_Assignment_
Track down each line below containing the string "manually" and copy it.

==== Data extract

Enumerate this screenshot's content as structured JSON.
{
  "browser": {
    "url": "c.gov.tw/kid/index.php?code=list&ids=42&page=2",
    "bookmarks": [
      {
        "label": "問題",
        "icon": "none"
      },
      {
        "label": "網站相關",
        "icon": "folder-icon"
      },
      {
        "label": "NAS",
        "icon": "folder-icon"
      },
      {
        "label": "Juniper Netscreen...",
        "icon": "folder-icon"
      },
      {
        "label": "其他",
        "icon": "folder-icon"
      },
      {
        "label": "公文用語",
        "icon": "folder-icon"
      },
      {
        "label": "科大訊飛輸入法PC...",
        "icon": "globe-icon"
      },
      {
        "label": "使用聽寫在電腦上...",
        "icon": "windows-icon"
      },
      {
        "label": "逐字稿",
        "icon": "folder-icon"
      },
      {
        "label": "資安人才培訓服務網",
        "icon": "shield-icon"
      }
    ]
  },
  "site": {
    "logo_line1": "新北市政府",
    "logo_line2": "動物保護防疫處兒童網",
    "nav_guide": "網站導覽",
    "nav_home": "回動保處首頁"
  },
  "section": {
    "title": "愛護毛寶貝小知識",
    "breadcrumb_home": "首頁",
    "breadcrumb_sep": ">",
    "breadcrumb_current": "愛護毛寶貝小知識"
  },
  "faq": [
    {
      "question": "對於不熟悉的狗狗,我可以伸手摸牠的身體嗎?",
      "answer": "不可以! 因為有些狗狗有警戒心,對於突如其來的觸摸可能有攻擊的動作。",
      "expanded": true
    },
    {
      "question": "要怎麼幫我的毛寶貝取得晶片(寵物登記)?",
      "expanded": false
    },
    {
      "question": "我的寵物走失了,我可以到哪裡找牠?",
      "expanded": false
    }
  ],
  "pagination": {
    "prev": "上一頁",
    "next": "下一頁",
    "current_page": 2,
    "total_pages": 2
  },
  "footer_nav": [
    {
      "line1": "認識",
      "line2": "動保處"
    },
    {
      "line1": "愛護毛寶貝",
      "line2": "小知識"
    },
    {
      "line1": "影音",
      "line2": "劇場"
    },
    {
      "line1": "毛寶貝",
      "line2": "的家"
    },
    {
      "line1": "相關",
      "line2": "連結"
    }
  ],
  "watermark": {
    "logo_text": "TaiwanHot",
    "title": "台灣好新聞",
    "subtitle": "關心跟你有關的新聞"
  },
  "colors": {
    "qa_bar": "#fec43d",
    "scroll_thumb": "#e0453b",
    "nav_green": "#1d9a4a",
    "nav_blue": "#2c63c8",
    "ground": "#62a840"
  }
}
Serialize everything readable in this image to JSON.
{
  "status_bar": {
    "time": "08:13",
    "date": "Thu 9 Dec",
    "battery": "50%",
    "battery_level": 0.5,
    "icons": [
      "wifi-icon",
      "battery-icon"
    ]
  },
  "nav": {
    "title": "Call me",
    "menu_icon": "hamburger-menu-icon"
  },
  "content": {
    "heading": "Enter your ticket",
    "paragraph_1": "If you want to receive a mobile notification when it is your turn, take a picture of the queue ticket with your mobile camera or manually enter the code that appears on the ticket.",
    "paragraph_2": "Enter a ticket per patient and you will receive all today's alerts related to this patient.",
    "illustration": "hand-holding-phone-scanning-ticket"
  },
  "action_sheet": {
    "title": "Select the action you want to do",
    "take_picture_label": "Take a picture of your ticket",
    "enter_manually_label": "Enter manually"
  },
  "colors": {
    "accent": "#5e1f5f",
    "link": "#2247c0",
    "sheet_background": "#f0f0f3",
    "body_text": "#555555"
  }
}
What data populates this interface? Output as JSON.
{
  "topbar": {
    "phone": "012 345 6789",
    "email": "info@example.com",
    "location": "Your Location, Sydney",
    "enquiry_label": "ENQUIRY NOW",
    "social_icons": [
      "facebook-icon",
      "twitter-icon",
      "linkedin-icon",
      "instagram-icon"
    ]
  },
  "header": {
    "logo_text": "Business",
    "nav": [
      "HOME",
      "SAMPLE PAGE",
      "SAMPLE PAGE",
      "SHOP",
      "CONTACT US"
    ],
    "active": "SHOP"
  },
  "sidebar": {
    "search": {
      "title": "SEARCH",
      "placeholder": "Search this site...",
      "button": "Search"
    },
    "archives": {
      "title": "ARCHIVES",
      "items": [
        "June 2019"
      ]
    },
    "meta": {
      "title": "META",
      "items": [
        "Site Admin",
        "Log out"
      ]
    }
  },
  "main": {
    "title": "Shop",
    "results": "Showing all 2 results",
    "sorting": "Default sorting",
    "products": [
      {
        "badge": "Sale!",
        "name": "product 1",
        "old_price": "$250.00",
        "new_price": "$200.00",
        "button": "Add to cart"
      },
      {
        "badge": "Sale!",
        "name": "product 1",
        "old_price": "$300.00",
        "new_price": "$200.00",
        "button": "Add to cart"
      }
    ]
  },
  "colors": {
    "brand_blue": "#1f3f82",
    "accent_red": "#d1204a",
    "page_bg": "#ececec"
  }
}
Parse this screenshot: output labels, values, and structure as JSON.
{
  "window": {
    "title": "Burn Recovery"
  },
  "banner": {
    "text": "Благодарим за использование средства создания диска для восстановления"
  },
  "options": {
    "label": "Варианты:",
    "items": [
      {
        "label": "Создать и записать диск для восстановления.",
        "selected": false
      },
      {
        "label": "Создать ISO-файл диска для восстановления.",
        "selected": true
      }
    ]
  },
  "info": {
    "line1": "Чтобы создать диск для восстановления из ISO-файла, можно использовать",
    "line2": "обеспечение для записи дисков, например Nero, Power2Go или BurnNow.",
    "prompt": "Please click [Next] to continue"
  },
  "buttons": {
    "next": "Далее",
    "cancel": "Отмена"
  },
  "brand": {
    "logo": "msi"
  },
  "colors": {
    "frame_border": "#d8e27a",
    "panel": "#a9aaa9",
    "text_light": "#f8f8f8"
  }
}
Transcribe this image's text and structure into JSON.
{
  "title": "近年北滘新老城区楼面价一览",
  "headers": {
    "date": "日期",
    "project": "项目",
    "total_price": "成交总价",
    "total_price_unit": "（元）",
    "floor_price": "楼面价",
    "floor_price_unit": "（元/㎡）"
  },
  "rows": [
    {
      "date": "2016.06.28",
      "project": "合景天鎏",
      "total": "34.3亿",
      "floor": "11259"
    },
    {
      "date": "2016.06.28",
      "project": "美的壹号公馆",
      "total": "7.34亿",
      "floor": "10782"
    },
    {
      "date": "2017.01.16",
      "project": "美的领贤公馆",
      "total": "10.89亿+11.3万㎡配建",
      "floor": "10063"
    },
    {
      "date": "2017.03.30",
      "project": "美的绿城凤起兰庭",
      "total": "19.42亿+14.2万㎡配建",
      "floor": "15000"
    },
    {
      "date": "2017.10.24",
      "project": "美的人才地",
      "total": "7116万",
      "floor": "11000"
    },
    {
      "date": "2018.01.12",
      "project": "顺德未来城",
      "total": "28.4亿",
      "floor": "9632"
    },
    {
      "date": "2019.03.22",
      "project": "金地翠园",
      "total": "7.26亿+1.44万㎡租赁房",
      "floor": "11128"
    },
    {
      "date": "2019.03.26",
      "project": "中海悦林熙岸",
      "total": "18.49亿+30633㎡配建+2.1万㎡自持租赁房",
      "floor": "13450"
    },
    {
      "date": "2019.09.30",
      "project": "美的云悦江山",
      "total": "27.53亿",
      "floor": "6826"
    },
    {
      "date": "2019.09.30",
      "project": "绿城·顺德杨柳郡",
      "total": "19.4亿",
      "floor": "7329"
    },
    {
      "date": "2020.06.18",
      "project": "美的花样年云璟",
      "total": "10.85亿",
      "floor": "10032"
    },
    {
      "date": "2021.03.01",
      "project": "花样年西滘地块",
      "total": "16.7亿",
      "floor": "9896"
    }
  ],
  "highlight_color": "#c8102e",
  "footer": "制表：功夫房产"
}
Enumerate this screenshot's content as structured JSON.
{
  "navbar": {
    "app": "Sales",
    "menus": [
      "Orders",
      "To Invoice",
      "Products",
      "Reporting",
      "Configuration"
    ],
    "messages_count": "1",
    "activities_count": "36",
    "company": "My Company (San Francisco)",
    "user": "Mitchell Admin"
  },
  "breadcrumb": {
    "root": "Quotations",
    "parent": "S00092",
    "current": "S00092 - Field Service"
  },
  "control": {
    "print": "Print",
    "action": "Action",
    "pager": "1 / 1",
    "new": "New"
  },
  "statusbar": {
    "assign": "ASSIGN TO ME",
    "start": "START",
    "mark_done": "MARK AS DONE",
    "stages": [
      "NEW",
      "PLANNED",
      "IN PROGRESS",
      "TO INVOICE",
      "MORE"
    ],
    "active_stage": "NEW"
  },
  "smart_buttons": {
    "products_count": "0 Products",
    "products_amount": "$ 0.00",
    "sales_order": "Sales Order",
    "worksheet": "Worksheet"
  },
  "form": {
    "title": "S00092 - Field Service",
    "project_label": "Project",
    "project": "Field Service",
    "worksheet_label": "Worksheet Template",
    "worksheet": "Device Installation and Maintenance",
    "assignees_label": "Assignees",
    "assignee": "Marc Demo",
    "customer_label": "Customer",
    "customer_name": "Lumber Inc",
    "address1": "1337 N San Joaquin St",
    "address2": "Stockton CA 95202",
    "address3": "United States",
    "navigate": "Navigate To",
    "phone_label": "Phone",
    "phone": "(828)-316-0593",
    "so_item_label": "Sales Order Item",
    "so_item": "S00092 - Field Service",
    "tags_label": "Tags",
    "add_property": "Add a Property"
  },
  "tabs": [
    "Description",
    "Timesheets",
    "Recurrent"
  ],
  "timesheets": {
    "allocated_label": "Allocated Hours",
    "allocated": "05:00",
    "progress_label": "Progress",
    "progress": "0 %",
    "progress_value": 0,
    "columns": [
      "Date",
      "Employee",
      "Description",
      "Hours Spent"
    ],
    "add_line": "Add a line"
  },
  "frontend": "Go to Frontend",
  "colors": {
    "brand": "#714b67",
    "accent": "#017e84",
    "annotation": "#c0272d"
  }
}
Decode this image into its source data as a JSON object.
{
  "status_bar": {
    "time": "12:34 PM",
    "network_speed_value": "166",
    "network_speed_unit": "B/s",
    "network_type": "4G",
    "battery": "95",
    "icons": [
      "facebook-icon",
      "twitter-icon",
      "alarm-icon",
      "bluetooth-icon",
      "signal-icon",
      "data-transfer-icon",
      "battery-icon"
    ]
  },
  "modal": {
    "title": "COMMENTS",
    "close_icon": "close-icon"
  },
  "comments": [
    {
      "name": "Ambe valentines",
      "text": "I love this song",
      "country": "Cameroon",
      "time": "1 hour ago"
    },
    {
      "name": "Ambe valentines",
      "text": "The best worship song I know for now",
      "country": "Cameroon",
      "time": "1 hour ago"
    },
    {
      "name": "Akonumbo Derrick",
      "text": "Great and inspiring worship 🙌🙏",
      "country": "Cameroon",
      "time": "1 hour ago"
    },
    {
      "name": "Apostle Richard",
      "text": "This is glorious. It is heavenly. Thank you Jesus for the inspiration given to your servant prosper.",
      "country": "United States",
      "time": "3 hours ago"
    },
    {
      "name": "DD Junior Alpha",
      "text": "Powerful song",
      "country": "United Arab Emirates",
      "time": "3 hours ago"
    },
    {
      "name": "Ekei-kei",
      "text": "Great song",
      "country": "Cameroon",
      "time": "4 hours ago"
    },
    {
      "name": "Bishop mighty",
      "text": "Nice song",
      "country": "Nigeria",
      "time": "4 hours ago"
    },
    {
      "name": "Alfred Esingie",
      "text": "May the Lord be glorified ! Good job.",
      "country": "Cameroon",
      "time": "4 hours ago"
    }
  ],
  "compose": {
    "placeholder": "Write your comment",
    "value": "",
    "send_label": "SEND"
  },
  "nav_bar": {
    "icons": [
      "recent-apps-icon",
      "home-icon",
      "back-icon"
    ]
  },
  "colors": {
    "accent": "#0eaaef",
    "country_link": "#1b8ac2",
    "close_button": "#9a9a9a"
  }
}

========

_Exercise answer_
    "paragraph_1": "If you want to receive a mobile notification when it is your turn, take a picture of the queue ticket with your mobile camera or manually enter the code that appears on the ticket.",
    "enter_manually_label": "Enter manually"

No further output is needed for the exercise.